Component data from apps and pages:
= = = = = = =
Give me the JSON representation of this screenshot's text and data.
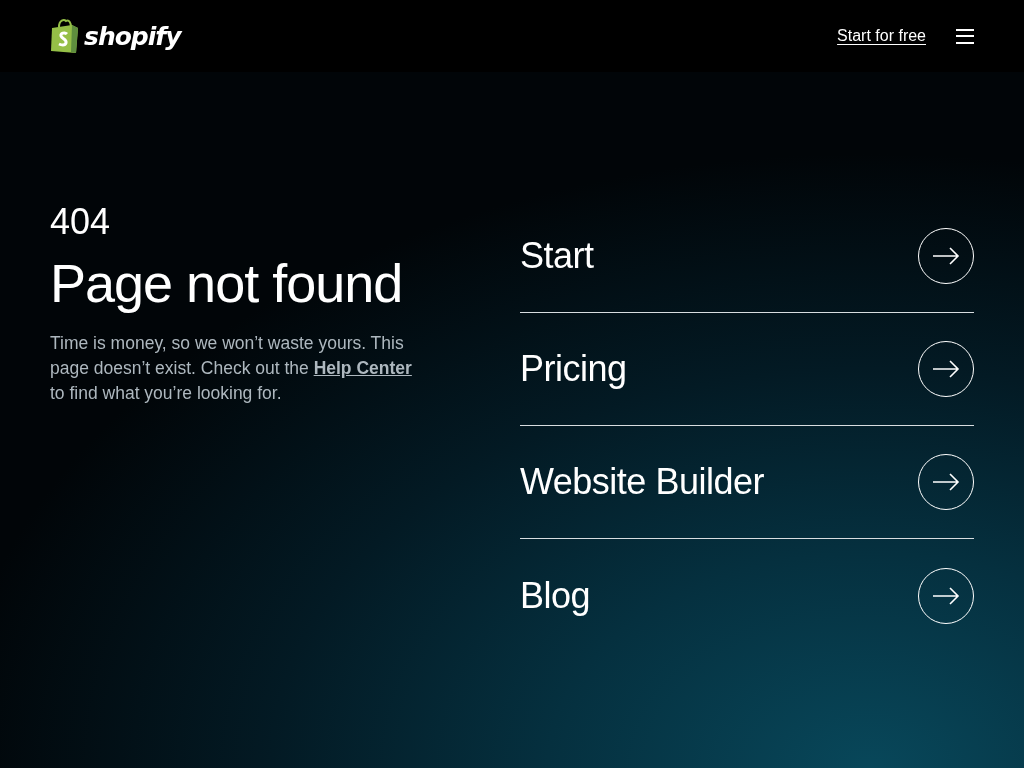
{
  "header": {
    "logo": "shopify",
    "cta": "Start for free"
  },
  "error": {
    "code": "404",
    "title": "Page not found",
    "message_before": "Time is money, so we won’t waste yours. This page doesn’t exist. Check out the ",
    "link": "Help Center",
    "message_after": " to find what you’re looking for."
  },
  "links": [
    {
      "label": "Start"
    },
    {
      "label": "Pricing"
    },
    {
      "label": "Website Builder"
    },
    {
      "label": "Blog"
    }
  ]
}
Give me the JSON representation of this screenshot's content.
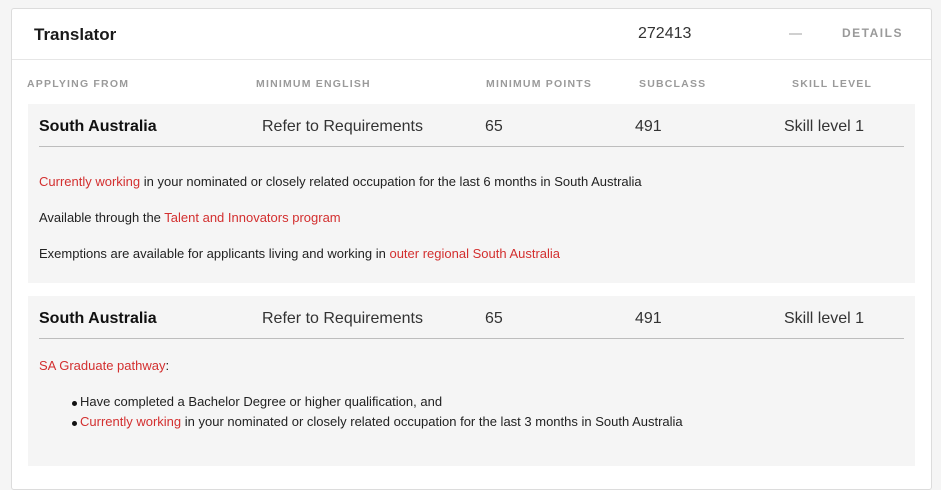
{
  "header": {
    "title": "Translator",
    "code": "272413",
    "details_label": "DETAILS"
  },
  "columns": [
    "APPLYING FROM",
    "MINIMUM ENGLISH",
    "MINIMUM POINTS",
    "SUBCLASS",
    "SKILL LEVEL"
  ],
  "rows": [
    {
      "applying_from": "South Australia",
      "min_english": "Refer to Requirements",
      "min_points": "65",
      "subclass": "491",
      "skill_level": "Skill level 1",
      "notes": [
        {
          "link": "Currently working",
          "text": " in your nominated or closely related occupation for the last 6 months in South Australia"
        },
        {
          "text": "Available through the ",
          "link": "Talent and Innovators program"
        },
        {
          "text": "Exemptions are available for applicants living and working in ",
          "link": "outer regional South Australia"
        }
      ]
    },
    {
      "applying_from": "South Australia",
      "min_english": "Refer to Requirements",
      "min_points": "65",
      "subclass": "491",
      "skill_level": "Skill level 1",
      "pathway_link": "SA Graduate pathway",
      "pathway_colon": ":",
      "bullets": [
        {
          "text": "Have completed a Bachelor Degree or higher qualification, and"
        },
        {
          "link": "Currently working",
          "text": " in your nominated or closely related occupation for the last 3 months in South Australia"
        }
      ]
    }
  ]
}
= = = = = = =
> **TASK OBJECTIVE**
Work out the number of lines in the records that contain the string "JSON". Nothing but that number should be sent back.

> **SOLUTION TO THIS EXERCISE**
2